Valentine Heart Ravioli

Here's an easy Valentine's  Day recipe, to make for your sweetheart.  Start with your favorite ravioli filling recipe, the one we are using here is a simple mixture of Ricotta, Parmesan, Spinach, Egg, Salt and Pepper.

Place filling on your broad sheets of pasta, and use a heart shaped cookie cutter make sure your filling will fit within the ravioli.  Dip your fingers in an egg wash and moisten the pasta around your ravioli filling, then place your top layer of pasta over your filling and seal the raviolis.  Then use the cookie cutter to cut out your individual ravioli.

Pasta is a simple and easy dish for you to make from scratch at home.  Sign up for one of our cooking classes to learn how to make pasta.  If you don't have time to make your own pasta, you can use store bought won-ton wrappers, to create nearly the same effect.

Use the cutter and cut out your hearts and then place stuffing on the bottom layer.

With your finger tips moisten the edges and then seal the top layer.
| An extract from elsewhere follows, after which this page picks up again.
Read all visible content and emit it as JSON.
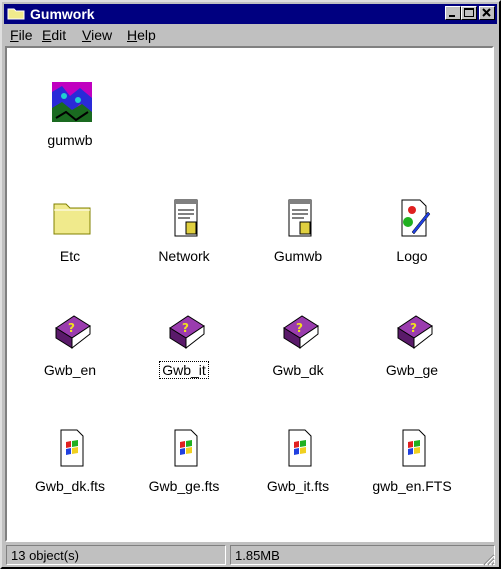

The heart shaped ravioli are now ready to cook, place in a pot of boiling salted water and cook for 3 to 4 minutes, or until the hearts float to the top of the pot.  Remove ravioli and serve with your favorite sauce.